Internal diversity also marks other religious movements too often seen, by outsiders, as homogeneous. One example is evangelicalism, America’s “folk religion.” My own book, Mine Eyes Have Seen the Glory: A Journey into the Evangelical Subculture in America, seeks to portray American evangelicalism as anything but monolithic, with its rich diversity of fundamentalism, pentecostalism, the holiness and charismatic movements, the sanctified tradition, and many others.
African-Americans have faced their own peculiar struggles in expressing their religious life.
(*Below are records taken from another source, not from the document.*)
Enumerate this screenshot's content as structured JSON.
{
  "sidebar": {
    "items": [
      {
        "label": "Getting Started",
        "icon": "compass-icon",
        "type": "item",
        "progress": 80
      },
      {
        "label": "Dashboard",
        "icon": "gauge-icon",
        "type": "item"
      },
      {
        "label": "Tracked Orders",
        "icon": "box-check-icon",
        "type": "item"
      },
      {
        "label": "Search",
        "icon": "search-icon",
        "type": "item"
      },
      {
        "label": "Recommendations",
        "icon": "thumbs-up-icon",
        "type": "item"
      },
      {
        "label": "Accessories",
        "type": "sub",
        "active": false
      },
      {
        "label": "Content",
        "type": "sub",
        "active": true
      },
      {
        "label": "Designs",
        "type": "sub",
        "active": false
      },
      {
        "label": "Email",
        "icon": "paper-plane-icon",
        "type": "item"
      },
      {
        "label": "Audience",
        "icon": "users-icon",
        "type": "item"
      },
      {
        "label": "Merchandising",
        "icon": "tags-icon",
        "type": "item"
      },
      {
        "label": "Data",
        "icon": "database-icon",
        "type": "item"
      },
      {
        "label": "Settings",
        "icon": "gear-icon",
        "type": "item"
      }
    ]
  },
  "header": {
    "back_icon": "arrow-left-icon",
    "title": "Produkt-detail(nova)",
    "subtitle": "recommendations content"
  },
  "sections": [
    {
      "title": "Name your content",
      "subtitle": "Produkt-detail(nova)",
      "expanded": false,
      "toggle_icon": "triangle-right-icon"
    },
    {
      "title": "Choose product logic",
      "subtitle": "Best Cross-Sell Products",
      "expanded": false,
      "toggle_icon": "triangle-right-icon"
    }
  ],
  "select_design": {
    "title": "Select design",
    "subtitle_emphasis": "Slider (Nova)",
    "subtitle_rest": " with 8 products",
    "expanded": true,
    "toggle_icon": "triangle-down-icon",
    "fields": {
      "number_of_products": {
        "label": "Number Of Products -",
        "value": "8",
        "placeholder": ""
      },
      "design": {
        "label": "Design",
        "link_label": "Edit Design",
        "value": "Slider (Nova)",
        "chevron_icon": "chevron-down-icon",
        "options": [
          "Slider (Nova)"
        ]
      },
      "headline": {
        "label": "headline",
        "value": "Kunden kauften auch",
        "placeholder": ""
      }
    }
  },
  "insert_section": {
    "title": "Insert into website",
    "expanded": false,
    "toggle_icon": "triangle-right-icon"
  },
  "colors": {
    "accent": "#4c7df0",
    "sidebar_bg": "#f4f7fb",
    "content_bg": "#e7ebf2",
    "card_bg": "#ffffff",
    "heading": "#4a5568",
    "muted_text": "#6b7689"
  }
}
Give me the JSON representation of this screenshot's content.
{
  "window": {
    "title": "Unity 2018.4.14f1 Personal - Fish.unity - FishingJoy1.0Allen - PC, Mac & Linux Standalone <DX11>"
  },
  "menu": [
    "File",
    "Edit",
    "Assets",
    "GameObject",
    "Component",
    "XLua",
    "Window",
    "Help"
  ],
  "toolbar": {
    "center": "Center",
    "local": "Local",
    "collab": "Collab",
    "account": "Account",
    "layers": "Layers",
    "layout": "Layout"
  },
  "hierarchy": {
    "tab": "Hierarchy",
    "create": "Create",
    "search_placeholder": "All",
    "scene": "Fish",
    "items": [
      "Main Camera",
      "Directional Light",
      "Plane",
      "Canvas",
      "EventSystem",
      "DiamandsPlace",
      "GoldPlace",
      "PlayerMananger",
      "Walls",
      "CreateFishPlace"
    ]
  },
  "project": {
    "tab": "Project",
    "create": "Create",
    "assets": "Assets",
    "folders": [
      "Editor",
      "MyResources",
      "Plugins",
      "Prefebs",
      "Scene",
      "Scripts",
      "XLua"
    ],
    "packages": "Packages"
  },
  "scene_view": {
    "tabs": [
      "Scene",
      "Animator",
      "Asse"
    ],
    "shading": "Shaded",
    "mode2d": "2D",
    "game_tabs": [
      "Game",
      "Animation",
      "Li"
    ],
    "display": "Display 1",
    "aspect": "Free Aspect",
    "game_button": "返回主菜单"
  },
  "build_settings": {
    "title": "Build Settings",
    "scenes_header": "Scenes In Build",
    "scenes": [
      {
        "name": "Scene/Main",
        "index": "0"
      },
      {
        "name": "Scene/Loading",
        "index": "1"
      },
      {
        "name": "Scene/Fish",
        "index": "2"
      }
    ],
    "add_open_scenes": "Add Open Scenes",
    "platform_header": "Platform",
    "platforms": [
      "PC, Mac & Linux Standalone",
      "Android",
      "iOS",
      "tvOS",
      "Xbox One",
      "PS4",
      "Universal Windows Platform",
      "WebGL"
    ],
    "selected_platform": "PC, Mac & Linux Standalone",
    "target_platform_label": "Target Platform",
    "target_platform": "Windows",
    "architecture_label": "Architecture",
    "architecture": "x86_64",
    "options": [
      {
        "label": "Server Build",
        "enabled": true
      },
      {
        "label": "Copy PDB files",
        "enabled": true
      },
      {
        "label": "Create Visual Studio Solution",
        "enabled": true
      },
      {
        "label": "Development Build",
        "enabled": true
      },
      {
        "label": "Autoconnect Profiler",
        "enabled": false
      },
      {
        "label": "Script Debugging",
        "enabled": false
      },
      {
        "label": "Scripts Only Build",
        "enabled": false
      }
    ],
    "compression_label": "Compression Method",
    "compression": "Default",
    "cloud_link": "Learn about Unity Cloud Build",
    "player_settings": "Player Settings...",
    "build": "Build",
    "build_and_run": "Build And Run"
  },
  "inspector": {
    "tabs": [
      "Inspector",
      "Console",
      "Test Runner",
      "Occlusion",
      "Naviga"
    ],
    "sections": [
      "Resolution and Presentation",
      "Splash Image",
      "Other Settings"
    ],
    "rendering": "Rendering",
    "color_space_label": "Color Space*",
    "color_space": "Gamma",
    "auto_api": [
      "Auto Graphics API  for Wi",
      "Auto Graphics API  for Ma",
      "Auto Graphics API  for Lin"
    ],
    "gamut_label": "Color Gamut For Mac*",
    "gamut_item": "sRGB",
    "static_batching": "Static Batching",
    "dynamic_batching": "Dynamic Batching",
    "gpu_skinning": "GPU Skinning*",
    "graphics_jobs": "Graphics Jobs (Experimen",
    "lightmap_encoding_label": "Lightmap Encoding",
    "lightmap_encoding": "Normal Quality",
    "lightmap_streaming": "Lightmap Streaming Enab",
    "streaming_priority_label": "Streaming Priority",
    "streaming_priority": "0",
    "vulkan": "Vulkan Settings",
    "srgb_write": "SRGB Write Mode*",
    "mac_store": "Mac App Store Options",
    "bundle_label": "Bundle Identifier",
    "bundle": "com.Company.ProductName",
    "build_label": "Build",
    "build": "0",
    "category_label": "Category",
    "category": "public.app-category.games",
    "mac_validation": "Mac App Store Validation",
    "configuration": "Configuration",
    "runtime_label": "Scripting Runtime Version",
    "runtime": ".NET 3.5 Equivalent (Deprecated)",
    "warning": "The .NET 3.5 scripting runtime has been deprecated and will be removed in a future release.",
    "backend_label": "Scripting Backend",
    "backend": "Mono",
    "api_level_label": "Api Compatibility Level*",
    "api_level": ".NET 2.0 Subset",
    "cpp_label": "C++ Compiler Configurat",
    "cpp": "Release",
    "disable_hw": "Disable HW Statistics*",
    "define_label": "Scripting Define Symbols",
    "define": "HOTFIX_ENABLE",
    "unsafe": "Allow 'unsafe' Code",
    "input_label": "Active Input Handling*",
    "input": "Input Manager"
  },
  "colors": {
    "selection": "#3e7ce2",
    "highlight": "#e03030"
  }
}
The best account of the days of slavery is Albert J. Raboteau’s Slave Religion: The “Invisible Institution” in the Antebellum South. The quest for black religious autonomy is recounted in Segregated Sabbaths: Richard Allen and the Rise of Independent Black Churches, 1760-1840, by Carol V. R. George. Following the Great Migration to northern cities at the turn the twentieth century, African-Americans began increasingly to develop their own institutional religious life, especially in the cities. Several colorful figures appeared including Daddy Grace, the Noble Drew Ali, Marcus Garvey, Father Divine, and Elijah Muhammad—all of whom sought space for religious expression. Several biographies are useful: Colin Grant, Negro with a Hat: The Rise and Fall of Marcus Garvey; Jill Watts, God, Harlem U.S.A.: The Father Divine Story; Marie Dallem, Daddy Grace: A Celebrity Preacher and His House of Prayer. Though considerably dated, Arthur Huff Fauset’s Black Gods of the Metropolis: Negro Religious Cults of the Urban North, an early sociological study of new black religions, provides a snapshot of extraordinary religious diversity within the African-American urban context.
The Nation of Islam remains one of most striking examples of religious diversity. The Autobiography of Malcolm X is indispensible, but other studies of the movement and its context are also useful: Richard Brent Turner, Islam in the African-American Experience and Edward E. Curtis IV, Black Muslim Religion in the Nation of Islam, 1960-1975.
As in the nineteenth century, religious diversity in the twentieth century was inextricably tied to immigration. In Protestant Missionaries, Asian Immigrants, and Ideologies of Race in America, 1850-1924, Jennifer Snow finds that missionaries often protested against the various attempts to exclude Asians from coming to the United States. In 1965, a decade after Will Herberg had articulated three ways to be American in Protestant-Catholic-Jew, changes to the immigration laws finally ended decades of exclusion and opened doors to new forms of religious diversity. The Pluralism Project at Harvard University provides a range of resources for understanding this new diversity, including a sophisticated website. The director of the project, Diana L. Eck, has also written A New Religious America: How a “Christian Country” Has Become the World’s Most Religiously Diverse Nation.
Finally, several scholars have sought to understand all of American religious history through the lens of pluralism. See, for example, Catherine L. Albanese, America: Religions and Religion and another survey of religion in America, Religion in American Life: A Short History, by Jon Butler, Grant Wacker, and Randall Balmer. This topic also forms the basis of William R. Hutchison’s Religious Pluralism in America: The Contentious History of a Founding Ideal.